Lines with "Limousine": copy each one from the listing below.
** Data for analysis follows **
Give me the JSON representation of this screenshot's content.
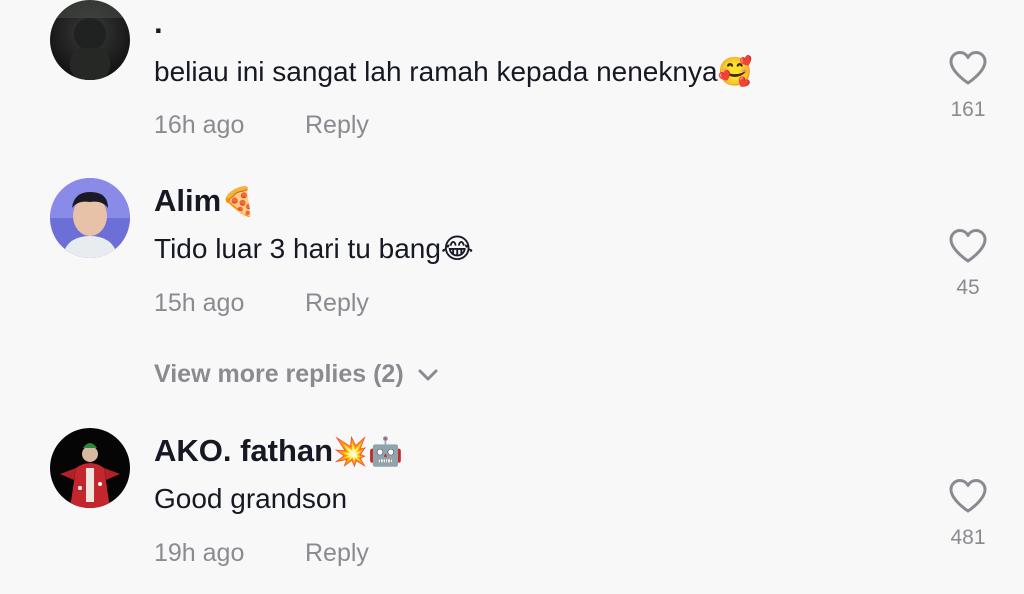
{
  "comments": [
    {
      "username": "·",
      "text": "beliau ini sangat lah ramah kepada neneknya",
      "emoji": "🥰",
      "time": "16h ago",
      "reply_label": "Reply",
      "likes": "161"
    },
    {
      "username": "Alim",
      "username_emoji": "🍕",
      "text": "Tido luar 3 hari tu bang",
      "emoji": "😂",
      "time": "15h ago",
      "reply_label": "Reply",
      "likes": "45"
    },
    {
      "username": "AKO. fathan",
      "username_emoji": "💥🤖",
      "text": "Good grandson",
      "time": "19h ago",
      "reply_label": "Reply",
      "likes": "481"
    }
  ],
  "view_more": {
    "label": "View more replies (2)"
  }
}
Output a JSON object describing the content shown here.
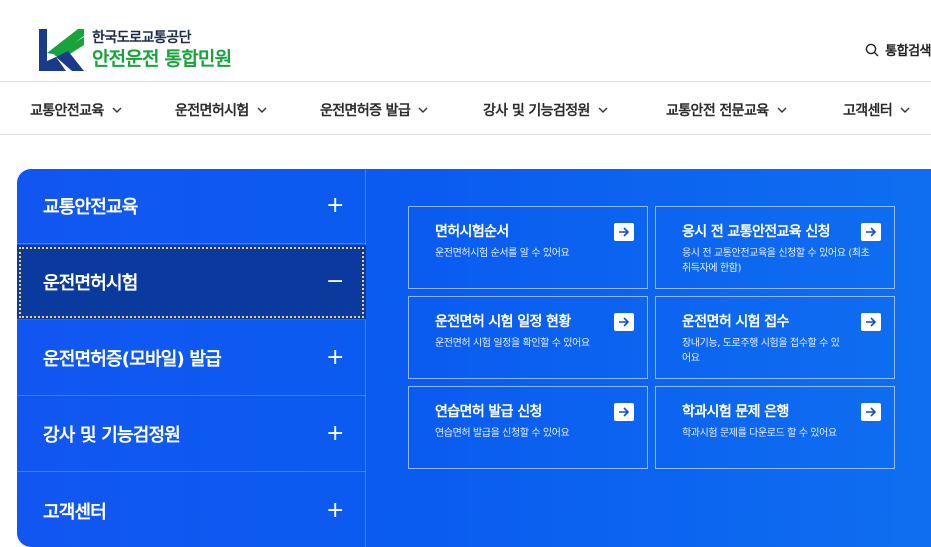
{
  "brand": {
    "org_name": "한국도로교통공단",
    "service_name": "안전운전 통합민원",
    "colors": {
      "navy": "#1b2a4a",
      "green": "#19a33c",
      "panel_blue": "#0a5cf0"
    }
  },
  "search": {
    "label": "통합검색",
    "icon": "search-icon"
  },
  "gnb": {
    "items": [
      {
        "label": "교통안전교육"
      },
      {
        "label": "운전면허시험"
      },
      {
        "label": "운전면허증 발급"
      },
      {
        "label": "강사 및 기능검정원"
      },
      {
        "label": "교통안전 전문교육"
      },
      {
        "label": "고객센터"
      }
    ]
  },
  "menu": {
    "items": [
      {
        "label": "교통안전교육",
        "state": "+"
      },
      {
        "label": "운전면허시험",
        "state": "−"
      },
      {
        "label": "운전면허증(모바일) 발급",
        "state": "+"
      },
      {
        "label": "강사 및 기능검정원",
        "state": "+"
      },
      {
        "label": "고객센터",
        "state": "+"
      }
    ],
    "active_index": 1
  },
  "cards": [
    {
      "title": "면허시험순서",
      "desc": "운전면허시험 순서를 알 수 있어요"
    },
    {
      "title": "응시 전 교통안전교육 신청",
      "desc": "응시 전 교통안전교육을 신청할 수 있어요 (최초 취득자에 한함)"
    },
    {
      "title": "운전면허 시험 일정 현황",
      "desc": "운전면허 시험 일정을 확인할 수 있어요"
    },
    {
      "title": "운전면허 시험 접수",
      "desc": "장내기능, 도로주행 시험을 접수할 수 있어요"
    },
    {
      "title": "연습면허 발급 신청",
      "desc": "연습면허 발급을 신청할 수 있어요"
    },
    {
      "title": "학과시험 문제 은행",
      "desc": "학과시험 문제를 다운로드 할 수 있어요"
    }
  ]
}
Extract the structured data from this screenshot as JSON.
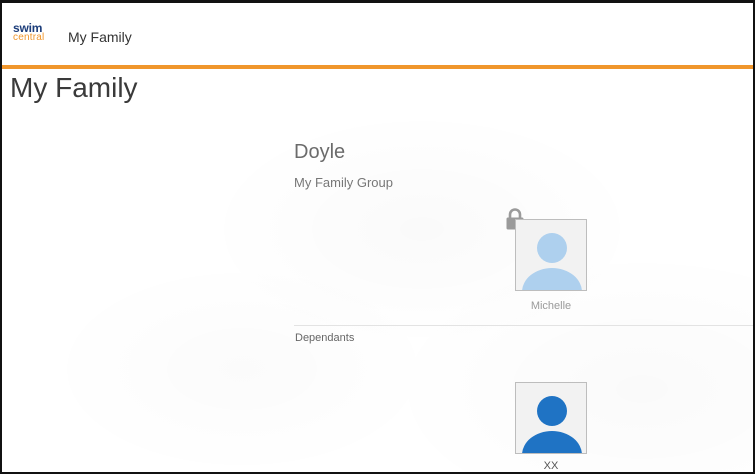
{
  "header": {
    "logo_line1": "swim",
    "logo_line2": "central",
    "title": "My Family"
  },
  "page": {
    "title": "My Family"
  },
  "family": {
    "name": "Doyle",
    "group_label": "My Family Group",
    "members": [
      {
        "name": "Michelle",
        "locked": true,
        "avatar_color": "#aed0ee"
      }
    ],
    "dependants_label": "Dependants",
    "dependants": [
      {
        "name": "XX",
        "avatar_color": "#1f73c4"
      }
    ]
  },
  "colors": {
    "accent": "#f0962c",
    "brand_navy": "#1c3d7a"
  },
  "icons": [
    "lock-icon",
    "person-avatar-icon"
  ]
}
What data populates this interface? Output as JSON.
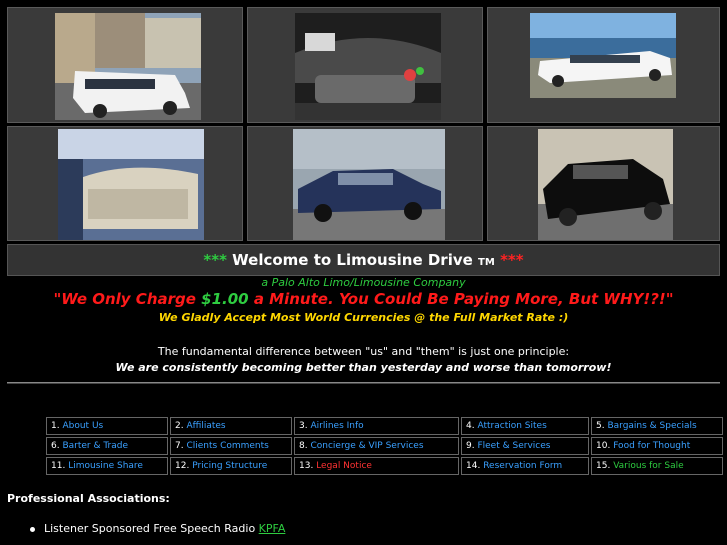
{
  "gallery": {
    "photos": [
      {
        "name": "white-limo-street-photo"
      },
      {
        "name": "limo-interior-bar-photo"
      },
      {
        "name": "white-stretch-limo-waterfront-photo"
      },
      {
        "name": "lincoln-rear-seat-photo"
      },
      {
        "name": "blue-lincoln-sedan-photo"
      },
      {
        "name": "black-lincoln-sedan-photo"
      }
    ]
  },
  "header": {
    "stars": "***",
    "title": "Welcome to Limousine Drive",
    "trademark": "TM"
  },
  "intro": {
    "subtitle": "a Palo Alto Limo/Limousine Company",
    "charge_prefix": "\"We Only Charge ",
    "charge_amount": "$1.00",
    "charge_suffix": " a Minute. You Could Be Paying More, But WHY!?!\"",
    "currencies": "We Gladly Accept Most World Currencies @ the Full Market Rate :)",
    "difference": "The fundamental difference between \"us\" and \"them\" is just one principle:",
    "principle": "We are consistently becoming better than yesterday and worse than tomorrow!"
  },
  "nav": {
    "rows": [
      [
        {
          "num": "1.",
          "label": "About Us",
          "color": "blue"
        },
        {
          "num": "2.",
          "label": "Affiliates",
          "color": "blue"
        },
        {
          "num": "3.",
          "label": "Airlines Info",
          "color": "blue"
        },
        {
          "num": "4.",
          "label": "Attraction Sites",
          "color": "blue"
        },
        {
          "num": "5.",
          "label": "Bargains & Specials",
          "color": "blue"
        }
      ],
      [
        {
          "num": "6.",
          "label": "Barter & Trade",
          "color": "blue"
        },
        {
          "num": "7.",
          "label": "Clients Comments",
          "color": "blue"
        },
        {
          "num": "8.",
          "label": "Concierge & VIP Services",
          "color": "blue"
        },
        {
          "num": "9.",
          "label": "Fleet & Services",
          "color": "blue"
        },
        {
          "num": "10.",
          "label": "Food for Thought",
          "color": "blue"
        }
      ],
      [
        {
          "num": "11.",
          "label": "Limousine Share",
          "color": "blue"
        },
        {
          "num": "12.",
          "label": "Pricing Structure",
          "color": "blue"
        },
        {
          "num": "13.",
          "label": "Legal Notice",
          "color": "red"
        },
        {
          "num": "14.",
          "label": "Reservation Form",
          "color": "blue"
        },
        {
          "num": "15.",
          "label": "Various for Sale",
          "color": "green"
        }
      ]
    ]
  },
  "associations": {
    "title": "Professional Associations:",
    "items": [
      {
        "text": "Listener Sponsored Free Speech Radio ",
        "link": "KPFA"
      }
    ]
  }
}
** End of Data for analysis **
■ Answer section
    "title": "Welcome to Limousine Drive",
    "subtitle": "a Palo Alto Limo/Limousine Company",
          "label": "Limousine Share",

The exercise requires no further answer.